[Exercise description]: Give back the records in their entirety, exactly.
+++ Provided data
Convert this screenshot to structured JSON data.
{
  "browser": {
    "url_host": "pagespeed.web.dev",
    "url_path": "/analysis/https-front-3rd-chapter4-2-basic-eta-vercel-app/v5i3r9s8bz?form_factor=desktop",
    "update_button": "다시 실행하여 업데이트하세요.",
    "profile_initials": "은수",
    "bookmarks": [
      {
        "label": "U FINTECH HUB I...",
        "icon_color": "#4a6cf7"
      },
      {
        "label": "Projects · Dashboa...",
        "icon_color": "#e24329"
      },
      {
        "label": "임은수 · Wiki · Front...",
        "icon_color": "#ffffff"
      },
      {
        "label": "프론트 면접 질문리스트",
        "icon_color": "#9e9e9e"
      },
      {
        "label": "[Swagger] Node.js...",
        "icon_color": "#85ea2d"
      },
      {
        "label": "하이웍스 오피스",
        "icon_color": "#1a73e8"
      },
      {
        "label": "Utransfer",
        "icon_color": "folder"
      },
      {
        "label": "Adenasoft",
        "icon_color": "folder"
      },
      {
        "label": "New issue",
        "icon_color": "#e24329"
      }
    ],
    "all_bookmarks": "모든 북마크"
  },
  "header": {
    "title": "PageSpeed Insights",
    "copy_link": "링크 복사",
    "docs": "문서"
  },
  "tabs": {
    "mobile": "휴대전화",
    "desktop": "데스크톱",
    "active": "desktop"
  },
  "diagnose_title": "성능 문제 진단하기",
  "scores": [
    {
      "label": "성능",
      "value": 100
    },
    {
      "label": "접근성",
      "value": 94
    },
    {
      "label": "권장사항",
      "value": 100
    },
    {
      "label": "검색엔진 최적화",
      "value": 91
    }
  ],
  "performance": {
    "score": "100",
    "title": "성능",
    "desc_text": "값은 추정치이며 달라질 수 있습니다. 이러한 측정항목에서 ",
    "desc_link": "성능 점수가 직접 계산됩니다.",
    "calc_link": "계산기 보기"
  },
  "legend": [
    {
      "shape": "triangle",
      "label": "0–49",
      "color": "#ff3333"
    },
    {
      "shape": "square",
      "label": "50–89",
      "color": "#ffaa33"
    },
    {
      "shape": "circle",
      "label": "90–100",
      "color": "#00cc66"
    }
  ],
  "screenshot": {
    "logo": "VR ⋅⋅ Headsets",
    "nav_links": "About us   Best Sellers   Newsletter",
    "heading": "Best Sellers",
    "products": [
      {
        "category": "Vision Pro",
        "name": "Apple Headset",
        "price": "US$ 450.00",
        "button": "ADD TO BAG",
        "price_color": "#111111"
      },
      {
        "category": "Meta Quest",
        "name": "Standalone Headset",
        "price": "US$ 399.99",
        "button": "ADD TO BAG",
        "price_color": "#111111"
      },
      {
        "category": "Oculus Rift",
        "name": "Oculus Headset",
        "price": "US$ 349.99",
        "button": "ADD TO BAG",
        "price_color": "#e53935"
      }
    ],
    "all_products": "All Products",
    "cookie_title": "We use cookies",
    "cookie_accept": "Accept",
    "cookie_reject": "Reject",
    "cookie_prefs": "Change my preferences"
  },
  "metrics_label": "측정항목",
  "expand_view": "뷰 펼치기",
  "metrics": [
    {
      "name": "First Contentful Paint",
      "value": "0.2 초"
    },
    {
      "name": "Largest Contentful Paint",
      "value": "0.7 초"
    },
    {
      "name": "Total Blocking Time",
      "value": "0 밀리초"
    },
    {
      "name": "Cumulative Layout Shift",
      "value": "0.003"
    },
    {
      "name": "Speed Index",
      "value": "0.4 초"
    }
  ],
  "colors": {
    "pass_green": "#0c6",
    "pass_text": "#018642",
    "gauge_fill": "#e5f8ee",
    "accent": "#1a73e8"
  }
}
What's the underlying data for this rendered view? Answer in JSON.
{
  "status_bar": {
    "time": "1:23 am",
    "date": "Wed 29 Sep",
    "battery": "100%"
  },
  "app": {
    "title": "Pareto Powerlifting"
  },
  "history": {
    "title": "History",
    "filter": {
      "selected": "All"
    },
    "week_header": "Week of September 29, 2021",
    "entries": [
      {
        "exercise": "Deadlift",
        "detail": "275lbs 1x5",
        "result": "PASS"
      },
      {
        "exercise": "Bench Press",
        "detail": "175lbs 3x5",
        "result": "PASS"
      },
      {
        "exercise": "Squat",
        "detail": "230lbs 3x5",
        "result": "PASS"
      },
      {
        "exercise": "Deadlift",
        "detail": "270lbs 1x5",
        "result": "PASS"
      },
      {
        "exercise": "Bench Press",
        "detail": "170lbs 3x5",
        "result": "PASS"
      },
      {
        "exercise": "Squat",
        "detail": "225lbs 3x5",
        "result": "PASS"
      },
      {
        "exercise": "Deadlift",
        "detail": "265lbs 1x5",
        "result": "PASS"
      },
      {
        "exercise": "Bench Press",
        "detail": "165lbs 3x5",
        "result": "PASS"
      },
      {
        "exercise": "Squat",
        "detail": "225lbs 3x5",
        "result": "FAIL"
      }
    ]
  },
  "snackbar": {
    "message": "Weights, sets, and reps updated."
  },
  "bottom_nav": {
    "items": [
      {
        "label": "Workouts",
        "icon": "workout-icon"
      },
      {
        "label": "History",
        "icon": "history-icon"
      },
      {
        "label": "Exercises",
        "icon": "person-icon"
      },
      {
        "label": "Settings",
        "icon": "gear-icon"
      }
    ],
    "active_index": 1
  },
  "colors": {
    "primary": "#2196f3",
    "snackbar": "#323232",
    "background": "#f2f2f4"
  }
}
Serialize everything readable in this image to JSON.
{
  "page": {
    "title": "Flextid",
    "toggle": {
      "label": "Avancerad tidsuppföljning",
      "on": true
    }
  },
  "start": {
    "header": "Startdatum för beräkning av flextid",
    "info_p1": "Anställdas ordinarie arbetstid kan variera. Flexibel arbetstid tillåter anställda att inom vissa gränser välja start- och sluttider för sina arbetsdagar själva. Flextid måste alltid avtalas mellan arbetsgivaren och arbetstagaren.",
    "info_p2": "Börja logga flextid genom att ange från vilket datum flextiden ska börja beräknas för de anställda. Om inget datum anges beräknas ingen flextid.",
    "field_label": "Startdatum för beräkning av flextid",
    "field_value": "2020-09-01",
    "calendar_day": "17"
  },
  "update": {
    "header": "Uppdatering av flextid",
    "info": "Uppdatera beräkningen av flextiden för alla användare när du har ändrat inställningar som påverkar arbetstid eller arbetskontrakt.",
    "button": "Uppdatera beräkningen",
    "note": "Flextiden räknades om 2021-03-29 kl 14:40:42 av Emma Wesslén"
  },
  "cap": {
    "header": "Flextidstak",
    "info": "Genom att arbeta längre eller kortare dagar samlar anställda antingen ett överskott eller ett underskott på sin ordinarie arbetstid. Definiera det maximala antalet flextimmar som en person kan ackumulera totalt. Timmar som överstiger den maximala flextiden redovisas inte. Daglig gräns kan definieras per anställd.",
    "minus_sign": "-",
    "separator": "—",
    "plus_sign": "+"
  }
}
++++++
[Response to the task]:
Convert this screenshot to structured JSON data.
{
  "browser": {
    "url_host": "pagespeed.web.dev",
    "url_path": "/analysis/https-front-3rd-chapter4-2-basic-eta-vercel-app/v5i3r9s8bz?form_factor=desktop",
    "update_button": "다시 실행하여 업데이트하세요.",
    "profile_initials": "은수",
    "bookmarks": [
      {
        "label": "U FINTECH HUB I...",
        "icon_color": "#4a6cf7"
      },
      {
        "label": "Projects · Dashboa...",
        "icon_color": "#e24329"
      },
      {
        "label": "임은수 · Wiki · Front...",
        "icon_color": "#ffffff"
      },
      {
        "label": "프론트 면접 질문리스트",
        "icon_color": "#9e9e9e"
      },
      {
        "label": "[Swagger] Node.js...",
        "icon_color": "#85ea2d"
      },
      {
        "label": "하이웍스 오피스",
        "icon_color": "#1a73e8"
      },
      {
        "label": "Utransfer",
        "icon_color": "folder"
      },
      {
        "label": "Adenasoft",
        "icon_color": "folder"
      },
      {
        "label": "New issue",
        "icon_color": "#e24329"
      }
    ],
    "all_bookmarks": "모든 북마크"
  },
  "header": {
    "title": "PageSpeed Insights",
    "copy_link": "링크 복사",
    "docs": "문서"
  },
  "tabs": {
    "mobile": "휴대전화",
    "desktop": "데스크톱",
    "active": "desktop"
  },
  "diagnose_title": "성능 문제 진단하기",
  "scores": [
    {
      "label": "성능",
      "value": 100
    },
    {
      "label": "접근성",
      "value": 94
    },
    {
      "label": "권장사항",
      "value": 100
    },
    {
      "label": "검색엔진 최적화",
      "value": 91
    }
  ],
  "performance": {
    "score": "100",
    "title": "성능",
    "desc_text": "값은 추정치이며 달라질 수 있습니다. 이러한 측정항목에서 ",
    "desc_link": "성능 점수가 직접 계산됩니다.",
    "calc_link": "계산기 보기"
  },
  "legend": [
    {
      "shape": "triangle",
      "label": "0–49",
      "color": "#ff3333"
    },
    {
      "shape": "square",
      "label": "50–89",
      "color": "#ffaa33"
    },
    {
      "shape": "circle",
      "label": "90–100",
      "color": "#00cc66"
    }
  ],
  "screenshot": {
    "logo": "VR ⋅⋅ Headsets",
    "nav_links": "About us   Best Sellers   Newsletter",
    "heading": "Best Sellers",
    "products": [
      {
        "category": "Vision Pro",
        "name": "Apple Headset",
        "price": "US$ 450.00",
        "button": "ADD TO BAG",
        "price_color": "#111111"
      },
      {
        "category": "Meta Quest",
        "name": "Standalone Headset",
        "price": "US$ 399.99",
        "button": "ADD TO BAG",
        "price_color": "#111111"
      },
      {
        "category": "Oculus Rift",
        "name": "Oculus Headset",
        "price": "US$ 349.99",
        "button": "ADD TO BAG",
        "price_color": "#e53935"
      }
    ],
    "all_products": "All Products",
    "cookie_title": "We use cookies",
    "cookie_accept": "Accept",
    "cookie_reject": "Reject",
    "cookie_prefs": "Change my preferences"
  },
  "metrics_label": "측정항목",
  "expand_view": "뷰 펼치기",
  "metrics": [
    {
      "name": "First Contentful Paint",
      "value": "0.2 초"
    },
    {
      "name": "Largest Contentful Paint",
      "value": "0.7 초"
    },
    {
      "name": "Total Blocking Time",
      "value": "0 밀리초"
    },
    {
      "name": "Cumulative Layout Shift",
      "value": "0.003"
    },
    {
      "name": "Speed Index",
      "value": "0.4 초"
    }
  ],
  "colors": {
    "pass_green": "#0c6",
    "pass_text": "#018642",
    "gauge_fill": "#e5f8ee",
    "accent": "#1a73e8"
  }
}
What's the underlying data for this rendered view? Answer in JSON.
{
  "status_bar": {
    "time": "1:23 am",
    "date": "Wed 29 Sep",
    "battery": "100%"
  },
  "app": {
    "title": "Pareto Powerlifting"
  },
  "history": {
    "title": "History",
    "filter": {
      "selected": "All"
    },
    "week_header": "Week of September 29, 2021",
    "entries": [
      {
        "exercise": "Deadlift",
        "detail": "275lbs 1x5",
        "result": "PASS"
      },
      {
        "exercise": "Bench Press",
        "detail": "175lbs 3x5",
        "result": "PASS"
      },
      {
        "exercise": "Squat",
        "detail": "230lbs 3x5",
        "result": "PASS"
      },
      {
        "exercise": "Deadlift",
        "detail": "270lbs 1x5",
        "result": "PASS"
      },
      {
        "exercise": "Bench Press",
        "detail": "170lbs 3x5",
        "result": "PASS"
      },
      {
        "exercise": "Squat",
        "detail": "225lbs 3x5",
        "result": "PASS"
      },
      {
        "exercise": "Deadlift",
        "detail": "265lbs 1x5",
        "result": "PASS"
      },
      {
        "exercise": "Bench Press",
        "detail": "165lbs 3x5",
        "result": "PASS"
      },
      {
        "exercise": "Squat",
        "detail": "225lbs 3x5",
        "result": "FAIL"
      }
    ]
  },
  "snackbar": {
    "message": "Weights, sets, and reps updated."
  },
  "bottom_nav": {
    "items": [
      {
        "label": "Workouts",
        "icon": "workout-icon"
      },
      {
        "label": "History",
        "icon": "history-icon"
      },
      {
        "label": "Exercises",
        "icon": "person-icon"
      },
      {
        "label": "Settings",
        "icon": "gear-icon"
      }
    ],
    "active_index": 1
  },
  "colors": {
    "primary": "#2196f3",
    "snackbar": "#323232",
    "background": "#f2f2f4"
  }
}
Serialize everything readable in this image to JSON.
{
  "page": {
    "title": "Flextid",
    "toggle": {
      "label": "Avancerad tidsuppföljning",
      "on": true
    }
  },
  "start": {
    "header": "Startdatum för beräkning av flextid",
    "info_p1": "Anställdas ordinarie arbetstid kan variera. Flexibel arbetstid tillåter anställda att inom vissa gränser välja start- och sluttider för sina arbetsdagar själva. Flextid måste alltid avtalas mellan arbetsgivaren och arbetstagaren.",
    "info_p2": "Börja logga flextid genom att ange från vilket datum flextiden ska börja beräknas för de anställda. Om inget datum anges beräknas ingen flextid.",
    "field_label": "Startdatum för beräkning av flextid",
    "field_value": "2020-09-01",
    "calendar_day": "17"
  },
  "update": {
    "header": "Uppdatering av flextid",
    "info": "Uppdatera beräkningen av flextiden för alla användare när du har ändrat inställningar som påverkar arbetstid eller arbetskontrakt.",
    "button": "Uppdatera beräkningen",
    "note": "Flextiden räknades om 2021-03-29 kl 14:40:42 av Emma Wesslén"
  },
  "cap": {
    "header": "Flextidstak",
    "info": "Genom att arbeta längre eller kortare dagar samlar anställda antingen ett överskott eller ett underskott på sin ordinarie arbetstid. Definiera det maximala antalet flextimmar som en person kan ackumulera totalt. Timmar som överstiger den maximala flextiden redovisas inte. Daglig gräns kan definieras per anställd.",
    "minus_sign": "-",
    "separator": "—",
    "plus_sign": "+"
  }
}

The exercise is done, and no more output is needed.